▼

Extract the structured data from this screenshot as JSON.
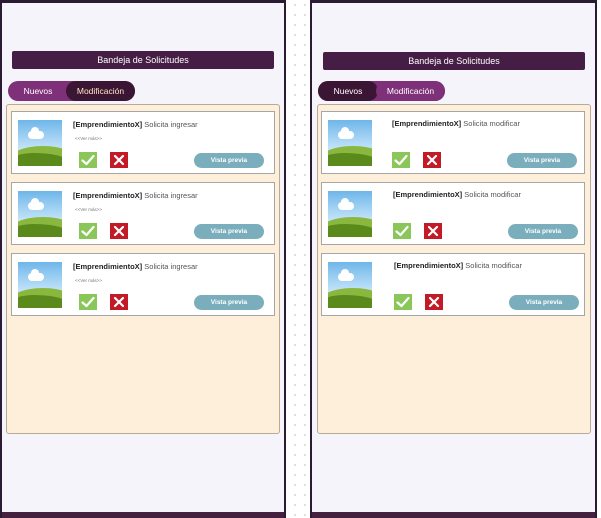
{
  "screens": [
    {
      "header_title": "Bandeja de Solicitudes",
      "tabs": [
        {
          "label": "Nuevos",
          "active": false
        },
        {
          "label": "Modificación",
          "active": true
        }
      ],
      "cards": [
        {
          "tag": "[EmprendimientoX]",
          "action": "Solicita ingresar",
          "see_more": "<<Ver más>>",
          "preview_label": "Vista previa"
        },
        {
          "tag": "[EmprendimientoX]",
          "action": "Solicita ingresar",
          "see_more": "<<Ver más>>",
          "preview_label": "Vista previa"
        },
        {
          "tag": "[EmprendimientoX]",
          "action": "Solicita ingresar",
          "see_more": "<<Ver más>>",
          "preview_label": "Vista previa"
        }
      ]
    },
    {
      "header_title": "Bandeja de Solicitudes",
      "tabs": [
        {
          "label": "Nuevos",
          "active": true
        },
        {
          "label": "Modificación",
          "active": false
        }
      ],
      "cards": [
        {
          "tag": "[EmprendimientoX]",
          "action": "Solicita modificar",
          "preview_label": "Vista previa"
        },
        {
          "tag": "[EmprendimientoX]",
          "action": "Solicita modificar",
          "preview_label": "Vista previa"
        },
        {
          "tag": "[EmprendimientoX]",
          "action": "Solicita modificar",
          "preview_label": "Vista previa"
        }
      ]
    }
  ],
  "colors": {
    "header": "#461d44",
    "tab_bar": "#7e3078",
    "tab_active": "#3a1534",
    "panel": "#fdefd9",
    "approve": "#8ac65a",
    "reject": "#c21a27",
    "preview": "#7aaebc"
  },
  "icons": {
    "approve": "check-icon",
    "reject": "close-icon",
    "thumbnail": "image-placeholder-icon"
  }
}
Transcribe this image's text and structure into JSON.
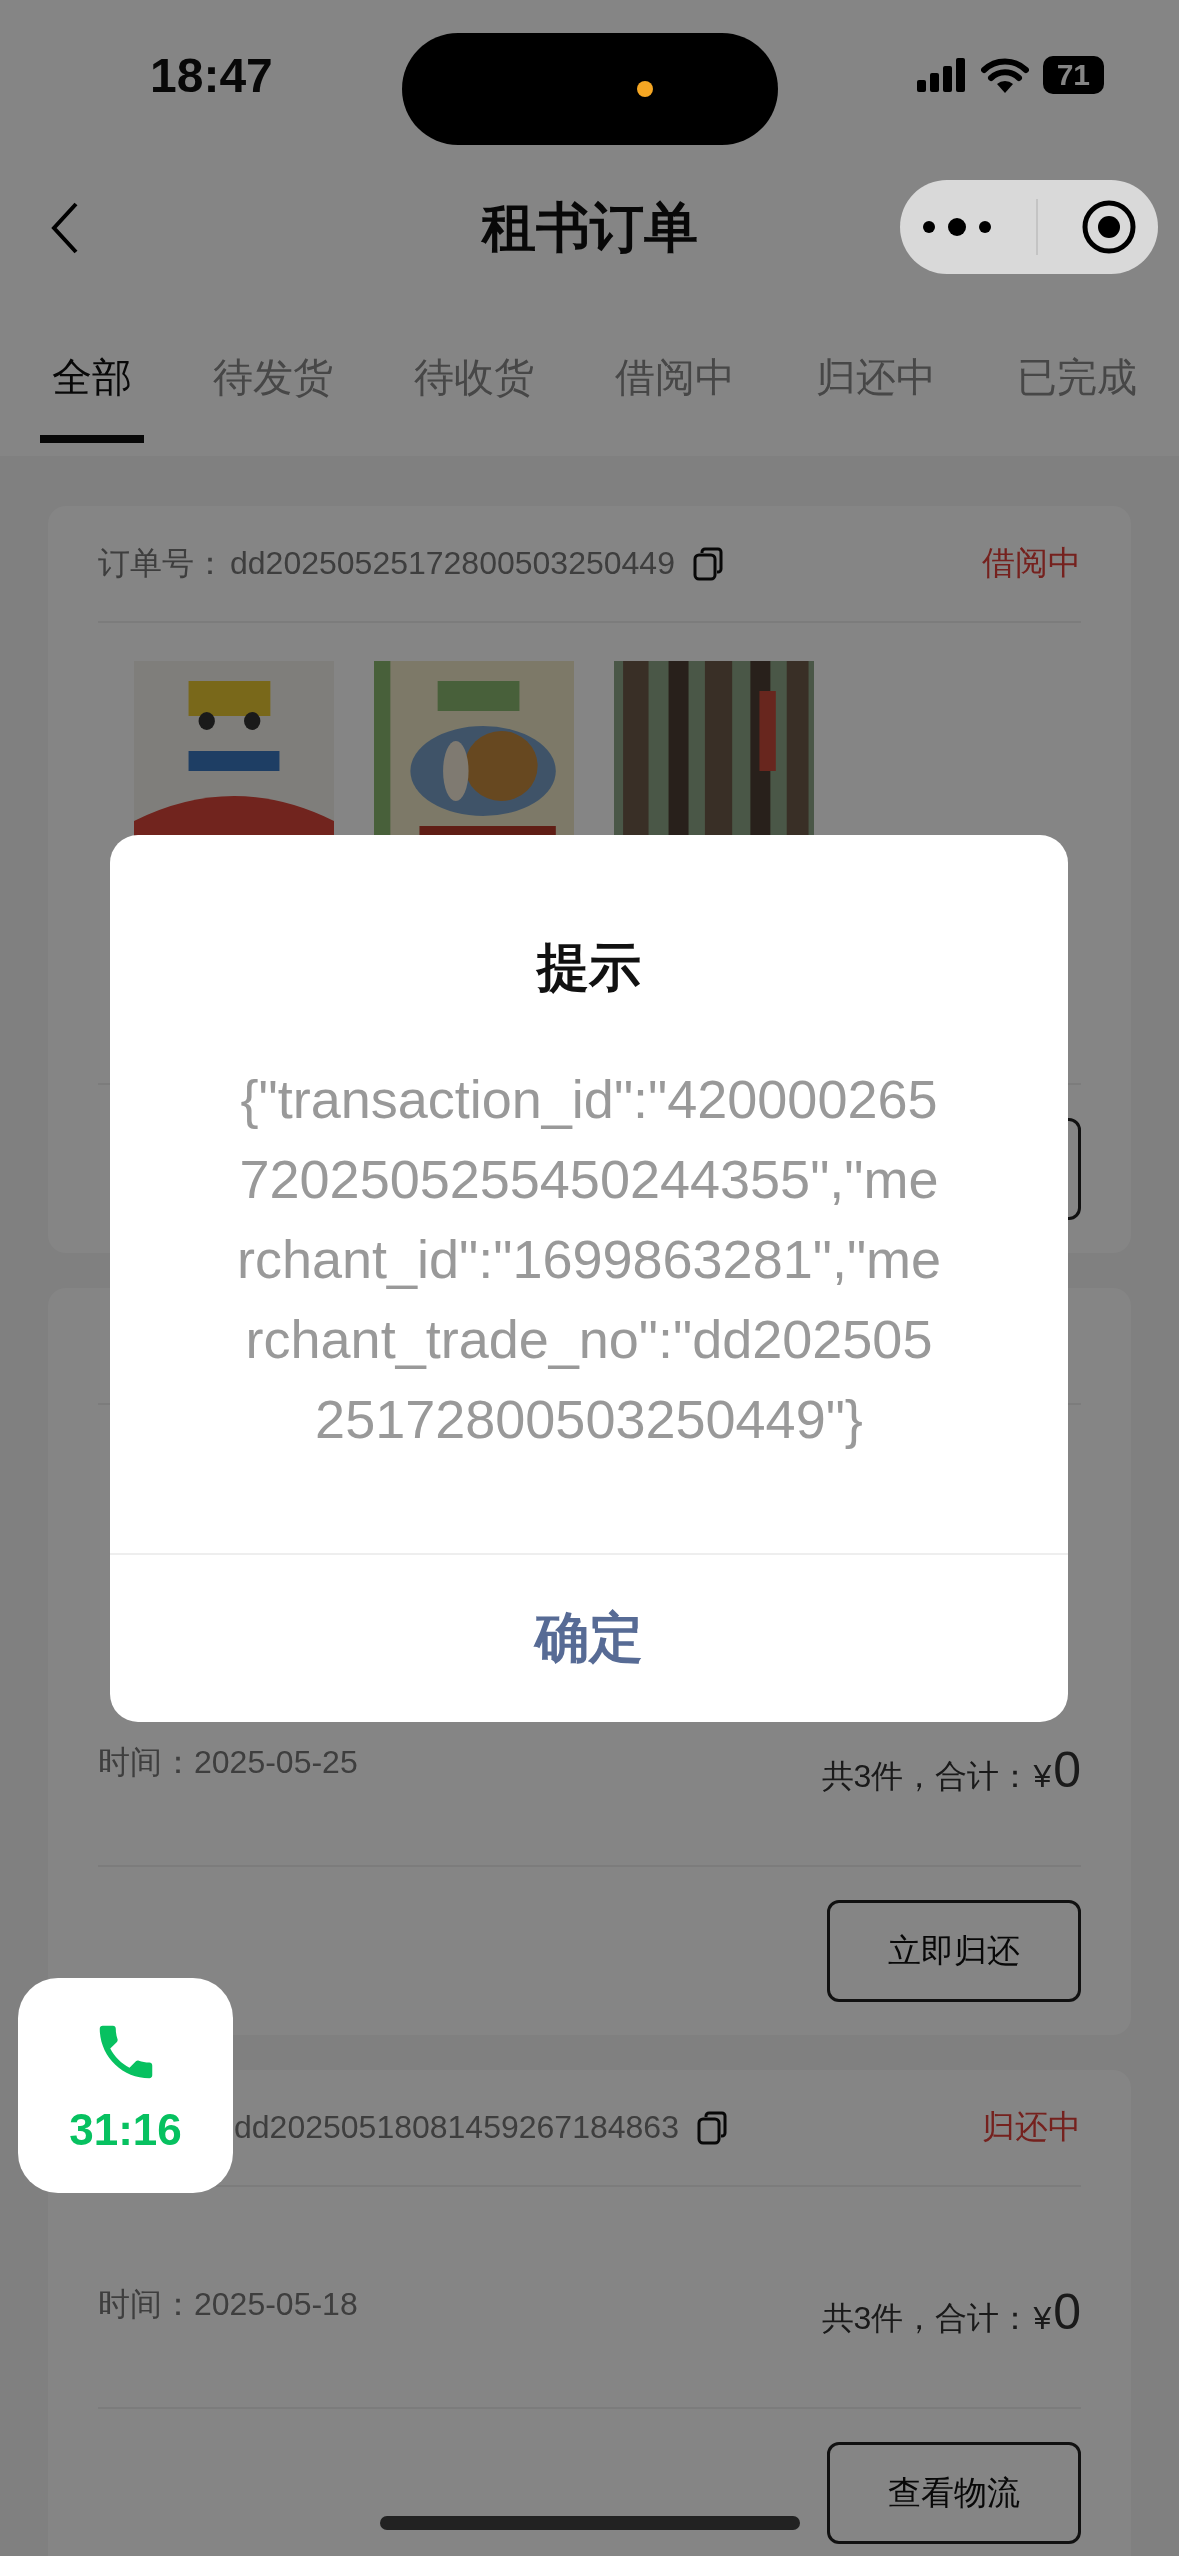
{
  "status_bar": {
    "time": "18:47",
    "battery": "71"
  },
  "nav": {
    "title": "租书订单"
  },
  "tabs": [
    {
      "label": "全部",
      "selected": true
    },
    {
      "label": "待发货",
      "selected": false
    },
    {
      "label": "待收货",
      "selected": false
    },
    {
      "label": "借阅中",
      "selected": false
    },
    {
      "label": "归还中",
      "selected": false
    },
    {
      "label": "已完成",
      "selected": false
    }
  ],
  "orders": [
    {
      "kind": "books",
      "order_label": "订单号：",
      "order_no": "dd20250525172800503250449",
      "status": "借阅中"
    },
    {
      "kind": "books",
      "time": "时间：2025-05-25",
      "summary": "共3件，合计：",
      "currency": "¥",
      "amount": "0",
      "button": "立即归还"
    },
    {
      "kind": "plain",
      "order_no": "dd20250518081459267184863",
      "status": "归还中",
      "time": "时间：2025-05-18",
      "summary": "共3件，合计：",
      "currency": "¥",
      "amount": "0",
      "button": "查看物流"
    }
  ],
  "dialog": {
    "title": "提示",
    "message": "{\"transaction_id\":\"4200002657202505255450244355\",\"merchant_id\":\"1699863281\",\"merchant_trade_no\":\"dd20250525172800503250449\"}",
    "confirm": "确定"
  },
  "call_widget": {
    "duration": "31:16"
  }
}
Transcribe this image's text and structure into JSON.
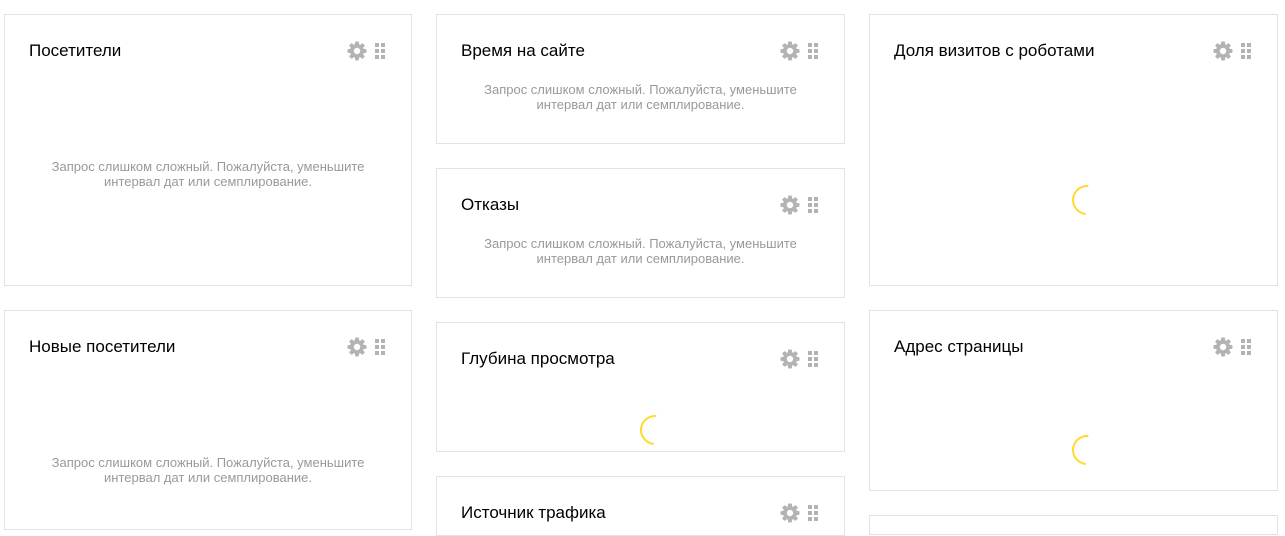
{
  "widgets": {
    "visitors": {
      "title": "Посетители",
      "message_line1": "Запрос слишком сложный. Пожалуйста, уменьшите",
      "message_line2": "интервал дат или семплирование."
    },
    "time_on_site": {
      "title": "Время на сайте",
      "message_line1": "Запрос слишком сложный. Пожалуйста, уменьшите",
      "message_line2": "интервал дат или семплирование."
    },
    "robot_share": {
      "title": "Доля визитов с роботами"
    },
    "bounces": {
      "title": "Отказы",
      "message_line1": "Запрос слишком сложный. Пожалуйста, уменьшите",
      "message_line2": "интервал дат или семплирование."
    },
    "new_visitors": {
      "title": "Новые посетители",
      "message_line1": "Запрос слишком сложный. Пожалуйста, уменьшите",
      "message_line2": "интервал дат или семплирование."
    },
    "page_depth": {
      "title": "Глубина просмотра"
    },
    "page_address": {
      "title": "Адрес страницы"
    },
    "traffic_source": {
      "title": "Источник трафика"
    }
  },
  "icons": {
    "settings": "gear-icon",
    "drag": "drag-handle-icon"
  },
  "colors": {
    "spinner": "#ffd92e",
    "message": "#999999",
    "icon": "#b3b3b3",
    "border": "#e2e2e2"
  }
}
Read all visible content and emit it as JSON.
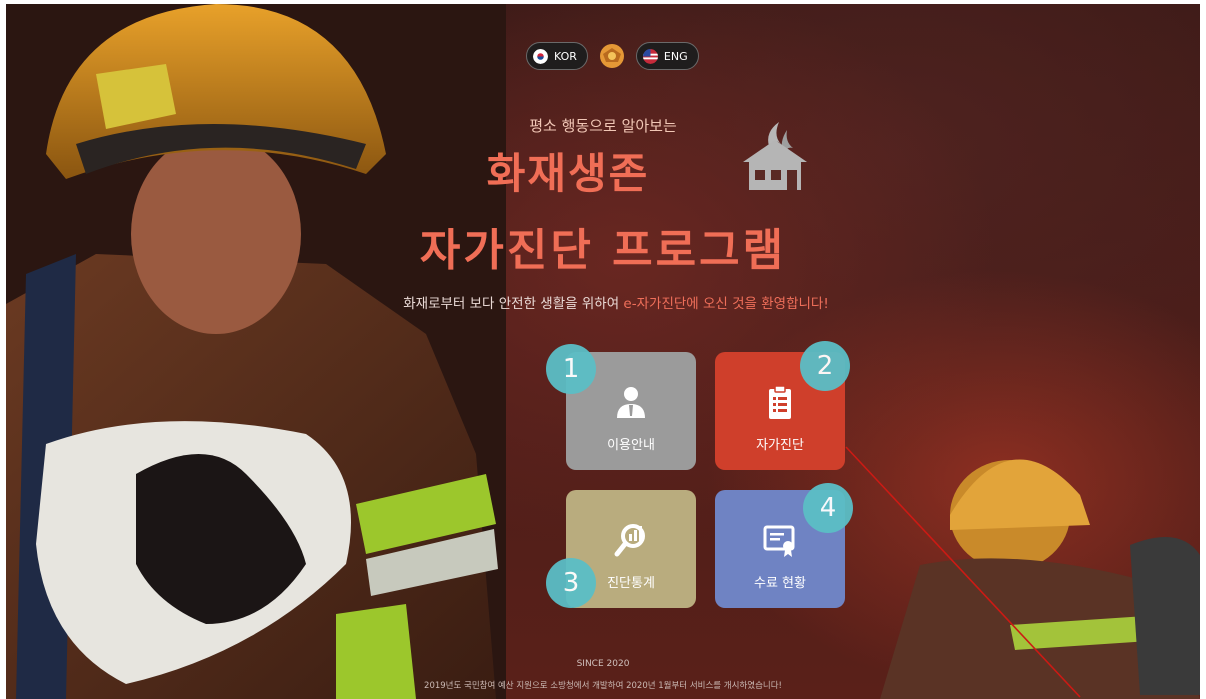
{
  "language": {
    "kor_label": "KOR",
    "eng_label": "ENG"
  },
  "hero": {
    "subtitle": "평소 행동으로 알아보는",
    "title_line1": "화재생존",
    "title_line2": "자가진단 프로그램",
    "welcome_prefix": "화재로부터 보다 안전한 생활을 위하여 ",
    "welcome_highlight": "e-자가진단에 오신 것을 환영합니다!"
  },
  "menu": {
    "items": [
      {
        "number": "1",
        "label": "이용안내",
        "color": "#9b9b9b",
        "icon": "user-guide-icon"
      },
      {
        "number": "2",
        "label": "자가진단",
        "color": "#cf3f2b",
        "icon": "clipboard-icon"
      },
      {
        "number": "3",
        "label": "진단통계",
        "color": "#b9ac7e",
        "icon": "statistics-magnifier-icon"
      },
      {
        "number": "4",
        "label": "수료 현황",
        "color": "#6f83c3",
        "icon": "certificate-icon"
      }
    ]
  },
  "footer": {
    "since": "SINCE 2020",
    "notice": "2019년도 국민참여 예산 지원으로 소방청에서 개발하여 2020년 1월부터 서비스를 개시하였습니다!"
  },
  "colors": {
    "accent_red": "#f06e56",
    "badge_teal": "#5bbec6"
  }
}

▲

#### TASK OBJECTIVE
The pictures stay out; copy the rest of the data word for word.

#### ANSWER FOR THIS EXERCISE
Extract the structured data from this screenshot as JSON.
{
  "screens": [
    {
      "header_title": "Bandeja de Solicitudes",
      "tabs": [
        {
          "label": "Nuevos",
          "active": false
        },
        {
          "label": "Modificación",
          "active": true
        }
      ],
      "cards": [
        {
          "tag": "[EmprendimientoX]",
          "action": "Solicita ingresar",
          "see_more": "<<Ver más>>",
          "preview_label": "Vista previa"
        },
        {
          "tag": "[EmprendimientoX]",
          "action": "Solicita ingresar",
          "see_more": "<<Ver más>>",
          "preview_label": "Vista previa"
        },
        {
          "tag": "[EmprendimientoX]",
          "action": "Solicita ingresar",
          "see_more": "<<Ver más>>",
          "preview_label": "Vista previa"
        }
      ]
    },
    {
      "header_title": "Bandeja de Solicitudes",
      "tabs": [
        {
          "label": "Nuevos",
          "active": true
        },
        {
          "label": "Modificación",
          "active": false
        }
      ],
      "cards": [
        {
          "tag": "[EmprendimientoX]",
          "action": "Solicita modificar",
          "preview_label": "Vista previa"
        },
        {
          "tag": "[EmprendimientoX]",
          "action": "Solicita modificar",
          "preview_label": "Vista previa"
        },
        {
          "tag": "[EmprendimientoX]",
          "action": "Solicita modificar",
          "preview_label": "Vista previa"
        }
      ]
    }
  ],
  "colors": {
    "header": "#461d44",
    "tab_bar": "#7e3078",
    "tab_active": "#3a1534",
    "panel": "#fdefd9",
    "approve": "#8ac65a",
    "reject": "#c21a27",
    "preview": "#7aaebc"
  },
  "icons": {
    "approve": "check-icon",
    "reject": "close-icon",
    "thumbnail": "image-placeholder-icon"
  }
}
Transcribe this image's text and structure into JSON.
{
  "status_bar": {
    "time": "18:47",
    "battery": "71"
  },
  "nav": {
    "title": "租书订单"
  },
  "tabs": [
    {
      "label": "全部",
      "selected": true
    },
    {
      "label": "待发货",
      "selected": false
    },
    {
      "label": "待收货",
      "selected": false
    },
    {
      "label": "借阅中",
      "selected": false
    },
    {
      "label": "归还中",
      "selected": false
    },
    {
      "label": "已完成",
      "selected": false
    }
  ],
  "orders": [
    {
      "kind": "books",
      "order_label": "订单号：",
      "order_no": "dd20250525172800503250449",
      "status": "借阅中"
    },
    {
      "kind": "books",
      "time": "时间：2025-05-25",
      "summary": "共3件，合计：",
      "currency": "¥",
      "amount": "0",
      "button": "立即归还"
    },
    {
      "kind": "plain",
      "order_no": "dd20250518081459267184863",
      "status": "归还中",
      "time": "时间：2025-05-18",
      "summary": "共3件，合计：",
      "currency": "¥",
      "amount": "0",
      "button": "查看物流"
    }
  ],
  "dialog": {
    "title": "提示",
    "message": "{\"transaction_id\":\"4200002657202505255450244355\",\"merchant_id\":\"1699863281\",\"merchant_trade_no\":\"dd20250525172800503250449\"}",
    "confirm": "确定"
  },
  "call_widget": {
    "duration": "31:16"
  }
}
Transcribe this image's text and structure into JSON.
{
  "widgets": {
    "visitors": {
      "title": "Посетители",
      "message_line1": "Запрос слишком сложный. Пожалуйста, уменьшите",
      "message_line2": "интервал дат или семплирование."
    },
    "time_on_site": {
      "title": "Время на сайте",
      "message_line1": "Запрос слишком сложный. Пожалуйста, уменьшите",
      "message_line2": "интервал дат или семплирование."
    },
    "robot_share": {
      "title": "Доля визитов с роботами"
    },
    "bounces": {
      "title": "Отказы",
      "message_line1": "Запрос слишком сложный. Пожалуйста, уменьшите",
      "message_line2": "интервал дат или семплирование."
    },
    "new_visitors": {
      "title": "Новые посетители",
      "message_line1": "Запрос слишком сложный. Пожалуйста, уменьшите",
      "message_line2": "интервал дат или семплирование."
    },
    "page_depth": {
      "title": "Глубина просмотра"
    },
    "page_address": {
      "title": "Адрес страницы"
    },
    "traffic_source": {
      "title": "Источник трафика"
    }
  },
  "icons": {
    "settings": "gear-icon",
    "drag": "drag-handle-icon"
  },
  "colors": {
    "spinner": "#ffd92e",
    "message": "#999999",
    "icon": "#b3b3b3",
    "border": "#e2e2e2"
  }
}
Read all visible content and emit it as JSON.
{
  "language": {
    "kor_label": "KOR",
    "eng_label": "ENG"
  },
  "hero": {
    "subtitle": "평소 행동으로 알아보는",
    "title_line1": "화재생존",
    "title_line2": "자가진단 프로그램",
    "welcome_prefix": "화재로부터 보다 안전한 생활을 위하여 ",
    "welcome_highlight": "e-자가진단에 오신 것을 환영합니다!"
  },
  "menu": {
    "items": [
      {
        "number": "1",
        "label": "이용안내",
        "color": "#9b9b9b",
        "icon": "user-guide-icon"
      },
      {
        "number": "2",
        "label": "자가진단",
        "color": "#cf3f2b",
        "icon": "clipboard-icon"
      },
      {
        "number": "3",
        "label": "진단통계",
        "color": "#b9ac7e",
        "icon": "statistics-magnifier-icon"
      },
      {
        "number": "4",
        "label": "수료 현황",
        "color": "#6f83c3",
        "icon": "certificate-icon"
      }
    ]
  },
  "footer": {
    "since": "SINCE 2020",
    "notice": "2019년도 국민참여 예산 지원으로 소방청에서 개발하여 2020년 1월부터 서비스를 개시하였습니다!"
  },
  "colors": {
    "accent_red": "#f06e56",
    "badge_teal": "#5bbec6"
  }
}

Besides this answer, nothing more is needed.